Standing together When the wall was completed under the leadership of Nehemiah, the nation was moved by the need to realign their hearts with God. And who did they turn to? Ezra, the scribe. And in Nehemiah 8, Ezra opened the Word of God to the great assembly, and people were thunderstruck by their guilt and by their need to repent and come to God. And then comes one of my favorite parts in Ezra/Nehemiah: “Then Nehemiah the governor, Ezra the priest and teacher of the Law, and the Levites who were instructing the people said to them all, ‘This day is holy to the Lord your God. Do not mourn or weep.’ ” (Neh. 8:9, NIV). For all the people had been weeping as they listened to the words of the Law.
And so under Ezra and Nehemiah, there began one of the most significant revivals in the history of Israel. And not only was Israel’s heart renewed, but the walls of its great city were restored.
Clearly Nehemiah and Ezra were two very different leaders. One was a God-loving master executor of vision.

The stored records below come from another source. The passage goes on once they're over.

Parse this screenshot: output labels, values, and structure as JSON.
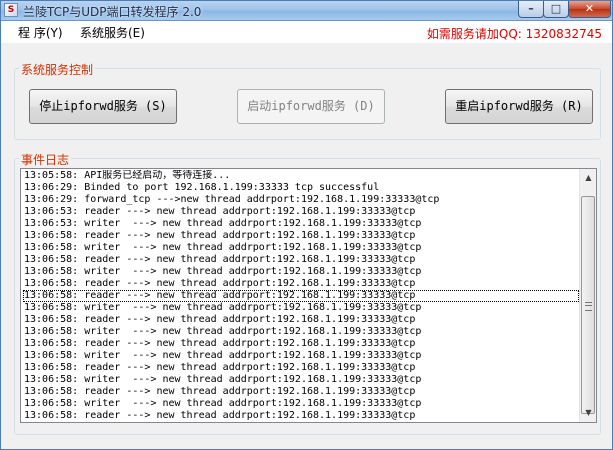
{
  "window": {
    "title": "兰陵TCP与UDP端口转发程序 2.0",
    "icon_glyph": "S",
    "minimize_glyph": "–",
    "maximize_glyph": "□",
    "close_glyph": "✕"
  },
  "menubar": {
    "items": [
      "程 序(Y)",
      "系统服务(E)"
    ],
    "contact": "如需服务请加QQ: 1320832745"
  },
  "service_control": {
    "label": "系统服务控制",
    "stop_button": "停止ipforwd服务 (S)",
    "start_button": "启动ipforwd服务 (D)",
    "restart_button": "重启ipforwd服务 (R)"
  },
  "event_log": {
    "label": "事件日志",
    "selected_index": 10,
    "lines": [
      "13:05:58: API服务已经启动，等待连接...",
      "13:06:29: Binded to port 192.168.1.199:33333 tcp successful",
      "13:06:29: forward_tcp --->new thread addrport:192.168.1.199:33333@tcp",
      "13:06:53: reader ---> new thread addrport:192.168.1.199:33333@tcp",
      "13:06:53: writer  ---> new thread addrport:192.168.1.199:33333@tcp",
      "13:06:58: reader ---> new thread addrport:192.168.1.199:33333@tcp",
      "13:06:58: writer  ---> new thread addrport:192.168.1.199:33333@tcp",
      "13:06:58: reader ---> new thread addrport:192.168.1.199:33333@tcp",
      "13:06:58: writer  ---> new thread addrport:192.168.1.199:33333@tcp",
      "13:06:58: reader ---> new thread addrport:192.168.1.199:33333@tcp",
      "13:06:58: reader ---> new thread addrport:192.168.1.199:33333@tcp",
      "13:06:58: writer  ---> new thread addrport:192.168.1.199:33333@tcp",
      "13:06:58: reader ---> new thread addrport:192.168.1.199:33333@tcp",
      "13:06:58: writer  ---> new thread addrport:192.168.1.199:33333@tcp",
      "13:06:58: reader ---> new thread addrport:192.168.1.199:33333@tcp",
      "13:06:58: writer  ---> new thread addrport:192.168.1.199:33333@tcp",
      "13:06:58: reader ---> new thread addrport:192.168.1.199:33333@tcp",
      "13:06:58: writer  ---> new thread addrport:192.168.1.199:33333@tcp",
      "13:06:58: reader ---> new thread addrport:192.168.1.199:33333@tcp",
      "13:06:58: writer  ---> new thread addrport:192.168.1.199:33333@tcp",
      "13:06:58: reader ---> new thread addrport:192.168.1.199:33333@tcp",
      "13:06:58: writer  ---> new thread addrport:192.168.1.199:33333@tcp"
    ]
  }
}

The other was a teacher who led by the example of his godly life. As we look at what God led the two of them to do together, one thing we cannot deny is that both kinds of leadership are needed. If you do not have Nehemiah, the wall will never get built. And without Ezra, you will never have anything worth building a wall around.
Making it work

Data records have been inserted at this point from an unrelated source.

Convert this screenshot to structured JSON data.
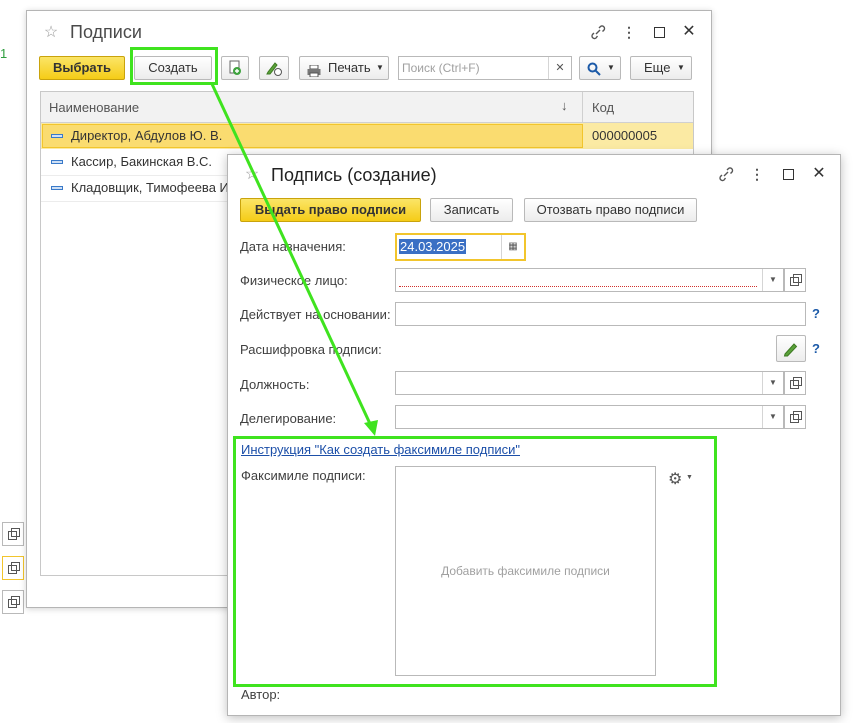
{
  "left_edge": {
    "digit": "1"
  },
  "back_window": {
    "title": "Подписи",
    "toolbar": {
      "choose_label": "Выбрать",
      "create_label": "Создать",
      "print_label": "Печать",
      "search_placeholder": "Поиск (Ctrl+F)",
      "more_label": "Еще"
    },
    "table": {
      "col_name": "Наименование",
      "col_code": "Код",
      "rows": [
        {
          "name": "Директор, Абдулов Ю. В.",
          "code": "000000005"
        },
        {
          "name": "Кассир, Бакинская В.С.",
          "code": ""
        },
        {
          "name": "Кладовщик, Тимофеева И",
          "code": ""
        }
      ]
    }
  },
  "front_window": {
    "title": "Подпись (создание)",
    "buttons": {
      "grant": "Выдать право подписи",
      "save": "Записать",
      "revoke": "Отозвать право подписи"
    },
    "fields": {
      "date_label": "Дата назначения:",
      "date_value": "24.03.2025",
      "person_label": "Физическое лицо:",
      "basis_label": "Действует на основании:",
      "decoding_label": "Расшифровка подписи:",
      "position_label": "Должность:",
      "delegation_label": "Делегирование:"
    },
    "help_mark": "?",
    "instruction_link": "Инструкция \"Как создать факсимиле подписи\"",
    "facsimile_label": "Факсимиле подписи:",
    "facsimile_placeholder": "Добавить факсимиле подписи",
    "author_label": "Автор:"
  }
}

There are more implications to this than I can cover in one article, but let When it comes to leadership, no one is the complete package. But God created you to be the kind of leader you are for a reason. me offer some applications. I believe that once you have run the gauntlet of the leadership assessments (Strengths Finder, Golden, SIMA, etc.), one thing becomes clear. In the church there are two leadership inclinations that are essential, namely, Nehemiah and Ezra. And while there may be some leaders who have a dynamic synergy of the two tendencies inside them, most of us tend to be in one space or another along the Ezra-Nehemiah spectrum.
In the United States, we have seen a pendulum swing of popularity between the two styles. For the longest time, most churches would have been delighted to have a gifted Ezra as their pastor or leader. But since the 1980s, as culture has changed and there has been growing concern that the church does not execute well in regard to her mission, there has been a significant shift of attention toward Nehemiah leadership. Individual churches may trend back and forth, opting for one model of leadership over another, based on perceived needs at the time.

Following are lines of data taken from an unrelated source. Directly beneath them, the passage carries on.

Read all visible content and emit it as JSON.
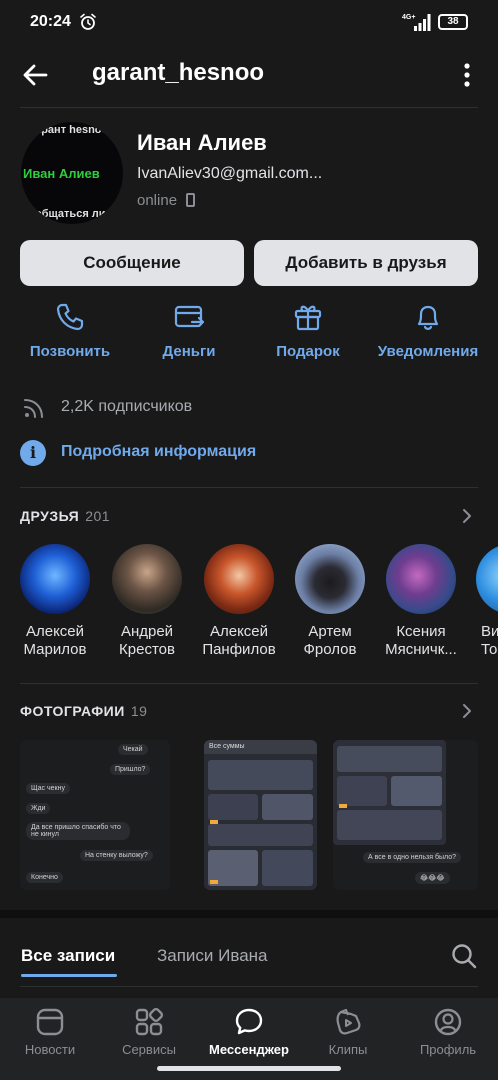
{
  "status_bar": {
    "time": "20:24",
    "network": "4G+",
    "battery": "38"
  },
  "header": {
    "title": "garant_hesnoo"
  },
  "profile": {
    "name": "Иван Алиев",
    "status": "IvanAliev30@gmail.com...",
    "online": "online",
    "avatar_text": {
      "line1": "Гарант hesnoo",
      "line2": "Иван Алиев",
      "line3": "общаться ли"
    }
  },
  "buttons": {
    "message": "Сообщение",
    "add_friend": "Добавить в друзья"
  },
  "actions": [
    {
      "label": "Позвонить",
      "icon": "phone-icon"
    },
    {
      "label": "Деньги",
      "icon": "money-transfer-icon"
    },
    {
      "label": "Подарок",
      "icon": "gift-icon"
    },
    {
      "label": "Уведомления",
      "icon": "bell-icon"
    }
  ],
  "subscribers": {
    "text": "2,2K подписчиков"
  },
  "details": {
    "text": "Подробная информация"
  },
  "friends": {
    "title": "ДРУЗЬЯ",
    "count": "201",
    "items": [
      {
        "first": "Алексей",
        "last": "Марилов"
      },
      {
        "first": "Андрей",
        "last": "Крестов"
      },
      {
        "first": "Алексей",
        "last": "Панфилов"
      },
      {
        "first": "Артем",
        "last": "Фролов"
      },
      {
        "first": "Ксения",
        "last": "Мясничк..."
      },
      {
        "first": "Ви",
        "last": "Топ"
      }
    ]
  },
  "photos": {
    "title": "ФОТОГРАФИИ",
    "count": "19",
    "chat1": [
      "Чекай",
      "Пришло?",
      "Щас чекну",
      "Жди",
      "Да все пришло спасибо что не кинул",
      "На стенку выложу?",
      "Конечно"
    ],
    "chat2": {
      "header": "Все суммы"
    },
    "chat3": {
      "bubble1": "А все в одно нельзя было?",
      "bubble2": "😂😂😂"
    }
  },
  "tabs": {
    "all": "Все записи",
    "ivan": "Записи Ивана"
  },
  "bottom_nav": [
    {
      "label": "Новости",
      "icon": "news-icon",
      "active": false
    },
    {
      "label": "Сервисы",
      "icon": "services-icon",
      "active": false
    },
    {
      "label": "Мессенджер",
      "icon": "messenger-icon",
      "active": true
    },
    {
      "label": "Клипы",
      "icon": "clips-icon",
      "active": false
    },
    {
      "label": "Профиль",
      "icon": "profile-icon",
      "active": false
    }
  ],
  "colors": {
    "accent": "#71aaeb",
    "background": "#19191a",
    "button_bg": "#e1e3e6"
  }
}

Having said this, my aim is not to fix the world but to encourage you. Whether you are an Ezra or a Nehemiah trying to figure out your place in ministry, I want to offer you hope. I believe whichever leadership tendency you have, the Ezra-Nehemiah synergy can be made to work for you and your people.
Wherever you are, if you are a Nehemiah leader, you want to cultivate and raise up an Ezra or two around you. Be open to entrusting some pulpit time to them. Your church needs them as it needs you. God can use the two of you in ways that may not happen otherwise.
If you are an Ezra leader, can you find a Nehemiah in your congregation who shares your heart for the church and has strategic, tactical gifting? Develop a relationship with that leader and let that leader coach you and give you a loving “kick in the pants” when needed. If you cannot find a leader like that in your congregation, is there someone outside your church who can help you with Nehemiah-type coaching?
If you are a non-staff leader in your church who serves alongside a pastor, celebrate and enjoy your pastor’s gifting. And, rather than trying to push him or her in a certain direction or wishing he or she were different, look for ways to bring leaders with complementary gifts around him or her.
My last piece of advice for you would be to embrace the leader that you are. When it comes to leadership, no one is the complete package. But God created you to be the kind of leader you are for a reason. And, as you bring complementary leaders around you, beautiful things can happen.